The moose had redeemed the burnt area for us temporarily.  There were other moments of beauty looking through the trees to the mountains behind and the amazing amounts of fireweed flowers.  But it grew tiresome as we went on and everything was burnt, up every mountain and as far as we could see.  After 15 km of complete devastation it was so nice to see the green shore and mountains as they came back into view.  Unfortunately the intact forest didn’t last as the river flowed back into burnt arears.  Here the burn was much older, everything is green, with few standing dead trees, but only very small trees as far as we can see.

A further 12 km paddle downstream into a headwind we finally made it to a beautiful rocky point on the big island in the 4th of July Bend.  It was a great open camp by the water’s edge.  After three nights we were already tired of developed sites, with their picnic tables, dirty fire pits and being in the trees rather than out in the open by the water.  Also after paddling 70 km today we were done!





The following day was the strangest day, the kids behaved so well all day in the canoe!   We had fun at camp this morning, it was really such a beautiful campsite.  Molly woke up and said she wanted to stay and play more and have another campfire.  When we left the kids played happily in their cockpit for two hours, shocking I know!  After a lunch break the kids had a huge (2 ½ hour) nap, again shocking.  These big naps allow us to paddle more in peace, but it’s a trade-off.  As we paddle longer and are more tired by the time we reach camp, the kids are rested up for big evenings of play.

The paddle today was very beautiful.  We finally paddled out of the old burn early in the day, then after a couple bends and islands with multiple channels through them the river was fairly straight most of the day.  The shore was lined with beautiful mountains with green trees up the sides.  After Little Salmon River and the old village site there were power lines cutting across the otherwise beautiful slopes.  We could see and hear traffic on the Campbell Highway now that we are approaching the town of Carmacks.

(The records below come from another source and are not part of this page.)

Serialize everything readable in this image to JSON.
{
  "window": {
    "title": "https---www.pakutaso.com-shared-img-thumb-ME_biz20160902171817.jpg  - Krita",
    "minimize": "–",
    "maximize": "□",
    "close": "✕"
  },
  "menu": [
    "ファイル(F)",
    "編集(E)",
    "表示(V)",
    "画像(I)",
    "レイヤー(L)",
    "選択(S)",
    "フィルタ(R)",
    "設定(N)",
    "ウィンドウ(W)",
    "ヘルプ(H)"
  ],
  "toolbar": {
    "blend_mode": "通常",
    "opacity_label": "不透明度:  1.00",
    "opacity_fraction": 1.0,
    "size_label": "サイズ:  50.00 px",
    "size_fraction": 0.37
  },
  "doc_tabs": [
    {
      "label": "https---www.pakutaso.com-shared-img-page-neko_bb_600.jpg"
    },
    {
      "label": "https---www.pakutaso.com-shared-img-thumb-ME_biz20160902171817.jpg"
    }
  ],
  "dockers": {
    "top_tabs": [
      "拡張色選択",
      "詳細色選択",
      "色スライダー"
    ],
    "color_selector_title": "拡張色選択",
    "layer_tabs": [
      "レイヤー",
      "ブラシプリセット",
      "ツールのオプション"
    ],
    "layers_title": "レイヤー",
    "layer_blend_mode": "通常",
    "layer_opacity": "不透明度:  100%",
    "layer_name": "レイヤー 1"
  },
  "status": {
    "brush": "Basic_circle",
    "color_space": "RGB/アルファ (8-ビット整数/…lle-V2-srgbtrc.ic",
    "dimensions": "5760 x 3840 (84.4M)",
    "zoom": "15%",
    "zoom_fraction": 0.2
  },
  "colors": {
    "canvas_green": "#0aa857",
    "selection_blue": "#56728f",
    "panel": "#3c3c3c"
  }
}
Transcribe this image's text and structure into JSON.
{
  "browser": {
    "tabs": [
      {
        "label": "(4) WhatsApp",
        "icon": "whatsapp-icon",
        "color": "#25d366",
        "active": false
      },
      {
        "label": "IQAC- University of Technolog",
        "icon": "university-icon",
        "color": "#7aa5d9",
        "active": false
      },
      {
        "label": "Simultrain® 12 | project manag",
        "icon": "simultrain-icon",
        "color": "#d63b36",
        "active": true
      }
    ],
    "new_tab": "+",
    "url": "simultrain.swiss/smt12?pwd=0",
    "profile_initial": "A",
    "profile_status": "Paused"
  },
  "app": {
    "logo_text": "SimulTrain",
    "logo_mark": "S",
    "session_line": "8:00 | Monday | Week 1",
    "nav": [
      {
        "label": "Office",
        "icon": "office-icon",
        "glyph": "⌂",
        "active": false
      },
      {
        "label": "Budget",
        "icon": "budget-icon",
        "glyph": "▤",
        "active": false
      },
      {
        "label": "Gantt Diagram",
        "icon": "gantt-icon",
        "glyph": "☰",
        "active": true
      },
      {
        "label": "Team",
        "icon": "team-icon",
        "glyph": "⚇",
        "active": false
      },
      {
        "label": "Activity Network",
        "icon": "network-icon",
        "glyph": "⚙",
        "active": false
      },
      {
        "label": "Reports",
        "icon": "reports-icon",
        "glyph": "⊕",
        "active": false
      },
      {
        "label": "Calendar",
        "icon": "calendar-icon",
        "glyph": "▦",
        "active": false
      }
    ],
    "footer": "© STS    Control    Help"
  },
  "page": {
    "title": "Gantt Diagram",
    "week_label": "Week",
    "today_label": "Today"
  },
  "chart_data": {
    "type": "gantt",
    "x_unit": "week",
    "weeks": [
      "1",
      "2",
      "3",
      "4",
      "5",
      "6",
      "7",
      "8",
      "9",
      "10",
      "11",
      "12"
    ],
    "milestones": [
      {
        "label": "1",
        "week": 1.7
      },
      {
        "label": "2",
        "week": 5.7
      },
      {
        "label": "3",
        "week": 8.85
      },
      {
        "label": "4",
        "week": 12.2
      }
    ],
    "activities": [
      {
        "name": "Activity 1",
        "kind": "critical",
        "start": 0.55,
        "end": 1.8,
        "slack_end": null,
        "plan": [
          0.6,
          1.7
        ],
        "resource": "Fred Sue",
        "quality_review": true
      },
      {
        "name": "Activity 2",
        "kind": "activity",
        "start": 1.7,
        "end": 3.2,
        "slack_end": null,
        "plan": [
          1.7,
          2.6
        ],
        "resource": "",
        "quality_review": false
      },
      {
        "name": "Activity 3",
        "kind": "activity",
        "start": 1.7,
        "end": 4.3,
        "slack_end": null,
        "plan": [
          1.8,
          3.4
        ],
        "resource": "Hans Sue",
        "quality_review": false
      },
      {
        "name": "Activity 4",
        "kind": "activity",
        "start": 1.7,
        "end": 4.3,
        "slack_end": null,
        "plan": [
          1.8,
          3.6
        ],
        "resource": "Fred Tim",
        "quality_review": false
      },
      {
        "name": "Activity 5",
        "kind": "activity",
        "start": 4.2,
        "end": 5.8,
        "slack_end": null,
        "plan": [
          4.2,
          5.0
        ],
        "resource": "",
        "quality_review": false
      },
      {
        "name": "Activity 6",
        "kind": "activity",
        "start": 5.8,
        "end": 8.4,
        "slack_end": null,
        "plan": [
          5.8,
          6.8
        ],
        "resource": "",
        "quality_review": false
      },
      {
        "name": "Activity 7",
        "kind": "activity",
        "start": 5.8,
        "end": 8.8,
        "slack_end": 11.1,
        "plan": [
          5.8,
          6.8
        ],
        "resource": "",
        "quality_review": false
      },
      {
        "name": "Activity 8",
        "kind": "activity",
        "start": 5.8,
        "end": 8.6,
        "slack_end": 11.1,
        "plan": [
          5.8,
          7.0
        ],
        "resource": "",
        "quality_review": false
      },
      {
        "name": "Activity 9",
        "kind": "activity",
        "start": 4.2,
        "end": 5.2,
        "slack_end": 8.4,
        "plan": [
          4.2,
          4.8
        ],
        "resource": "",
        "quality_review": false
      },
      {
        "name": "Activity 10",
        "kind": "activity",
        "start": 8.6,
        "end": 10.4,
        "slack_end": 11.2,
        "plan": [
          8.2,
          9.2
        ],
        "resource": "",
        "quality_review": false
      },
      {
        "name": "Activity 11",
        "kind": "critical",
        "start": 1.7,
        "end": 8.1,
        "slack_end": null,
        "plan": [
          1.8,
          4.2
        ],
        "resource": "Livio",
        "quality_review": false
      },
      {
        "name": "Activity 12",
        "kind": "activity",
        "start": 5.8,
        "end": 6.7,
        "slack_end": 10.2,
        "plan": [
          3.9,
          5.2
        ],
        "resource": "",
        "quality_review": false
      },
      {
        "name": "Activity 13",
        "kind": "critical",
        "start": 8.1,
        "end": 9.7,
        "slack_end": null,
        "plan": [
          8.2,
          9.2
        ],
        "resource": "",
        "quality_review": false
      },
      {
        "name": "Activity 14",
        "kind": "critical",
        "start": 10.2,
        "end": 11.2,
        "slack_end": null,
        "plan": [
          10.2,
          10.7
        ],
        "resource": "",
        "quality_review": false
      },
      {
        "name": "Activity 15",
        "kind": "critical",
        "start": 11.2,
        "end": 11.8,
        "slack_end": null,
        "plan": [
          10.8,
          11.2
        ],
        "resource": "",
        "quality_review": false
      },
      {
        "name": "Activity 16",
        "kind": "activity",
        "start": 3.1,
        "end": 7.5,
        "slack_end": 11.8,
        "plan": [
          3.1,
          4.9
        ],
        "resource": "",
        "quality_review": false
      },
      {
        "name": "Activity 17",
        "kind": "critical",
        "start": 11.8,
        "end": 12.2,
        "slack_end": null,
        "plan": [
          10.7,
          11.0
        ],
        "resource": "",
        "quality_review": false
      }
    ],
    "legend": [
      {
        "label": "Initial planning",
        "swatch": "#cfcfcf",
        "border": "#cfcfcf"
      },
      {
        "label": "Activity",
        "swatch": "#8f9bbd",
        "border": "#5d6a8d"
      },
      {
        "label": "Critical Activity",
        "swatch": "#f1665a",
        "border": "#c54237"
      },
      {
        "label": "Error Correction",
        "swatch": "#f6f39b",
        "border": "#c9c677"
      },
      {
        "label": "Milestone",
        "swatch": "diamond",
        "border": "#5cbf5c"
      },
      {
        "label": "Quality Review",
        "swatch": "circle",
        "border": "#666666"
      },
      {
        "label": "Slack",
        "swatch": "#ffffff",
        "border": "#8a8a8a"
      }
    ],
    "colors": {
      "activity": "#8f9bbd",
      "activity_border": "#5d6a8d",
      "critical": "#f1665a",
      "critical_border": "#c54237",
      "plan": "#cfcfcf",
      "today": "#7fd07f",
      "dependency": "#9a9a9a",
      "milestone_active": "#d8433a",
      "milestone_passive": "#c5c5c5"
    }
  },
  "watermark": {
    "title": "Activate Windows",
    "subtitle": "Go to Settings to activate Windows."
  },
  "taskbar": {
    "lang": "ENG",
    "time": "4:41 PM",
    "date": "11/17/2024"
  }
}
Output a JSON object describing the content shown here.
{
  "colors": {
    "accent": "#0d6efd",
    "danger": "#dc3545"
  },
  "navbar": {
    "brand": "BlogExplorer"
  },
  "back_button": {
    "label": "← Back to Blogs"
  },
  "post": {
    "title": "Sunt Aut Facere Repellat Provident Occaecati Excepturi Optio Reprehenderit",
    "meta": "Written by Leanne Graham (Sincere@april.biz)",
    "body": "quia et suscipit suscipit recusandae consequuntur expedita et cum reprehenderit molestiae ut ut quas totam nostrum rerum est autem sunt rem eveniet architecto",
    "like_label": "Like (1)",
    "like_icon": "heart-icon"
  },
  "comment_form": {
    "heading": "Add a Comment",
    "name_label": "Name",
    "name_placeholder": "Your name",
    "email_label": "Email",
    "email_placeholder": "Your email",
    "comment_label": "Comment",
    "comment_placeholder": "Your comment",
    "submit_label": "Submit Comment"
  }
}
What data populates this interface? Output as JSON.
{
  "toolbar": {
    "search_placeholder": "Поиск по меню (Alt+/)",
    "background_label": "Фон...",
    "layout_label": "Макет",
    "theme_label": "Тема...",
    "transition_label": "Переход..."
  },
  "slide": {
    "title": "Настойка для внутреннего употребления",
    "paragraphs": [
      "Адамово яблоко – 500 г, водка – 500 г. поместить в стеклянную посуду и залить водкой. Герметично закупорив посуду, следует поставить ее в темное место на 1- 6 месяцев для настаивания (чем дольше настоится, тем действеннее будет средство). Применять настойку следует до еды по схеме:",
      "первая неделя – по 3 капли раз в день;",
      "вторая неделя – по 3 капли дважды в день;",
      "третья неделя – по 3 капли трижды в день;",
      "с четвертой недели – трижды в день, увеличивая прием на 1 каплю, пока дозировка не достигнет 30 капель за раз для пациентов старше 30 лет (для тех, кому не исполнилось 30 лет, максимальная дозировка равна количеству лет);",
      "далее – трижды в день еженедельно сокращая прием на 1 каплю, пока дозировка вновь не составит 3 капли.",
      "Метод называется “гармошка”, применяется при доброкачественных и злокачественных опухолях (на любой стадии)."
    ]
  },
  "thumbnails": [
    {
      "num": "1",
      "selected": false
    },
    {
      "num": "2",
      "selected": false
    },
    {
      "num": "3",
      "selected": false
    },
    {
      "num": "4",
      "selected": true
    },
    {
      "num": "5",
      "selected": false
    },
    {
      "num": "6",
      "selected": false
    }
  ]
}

The river was slower today than yesterday and we were paddling into a head wind most of the day.  While we did travel 65 km today it took us longer than the 70 km yesterday.  We found a camp on a gravel island on a big bend approximately 35 km before Carmacks.  While brushing our teeth we were visited by a beaver.  After watching him swim back and forth in front of us for a while we realized that he was trying to swim upstream past our camp.  We got a good show as he surfaced and looked at us several times only 10 feet away.  We also had a shore bird mama whose nest is on the beach close to where we landed.  Unfortunately we didn’t notice her until we were unpacked or we wouldn’t have camped so close.  The chicks look freshly hatched and when they dried out she took them into the bush a little ways away to be safer.



The next day was a pretty easy paddle to the Coal Mine Campground a couple of kilometers before Carmacks.  We got a cabin with big bunk beds.  It’s not a place I would recommend, but it’s in the right place for us, a final break before Dawson City and we needed the rest.  We also needed to resupply with groceries in Carmacks so it is a mandatory stop.

Molly and I walked the mile to the grocery store the next day.  It was a long, slow walk down a highway, with the only interesting part being the bridge over the Yukon River.  Luckily we ran into the campground owner at the store and he offered to wait and drive us back.  That meant the shop for the final 8 days of our trip was done very hurried, but it would have been a struggle getting all that food and Molly back down the highway on foot.

While we’ve been taking this trip one leg at a time leaving Carmacks means we are committing to go all the way to Dawson City.  A commitment to paddle another 400 km through the most remote country we’ve been through yet!

To read about the previous leg of our trip click here.

To read about the next leg of our trip click here.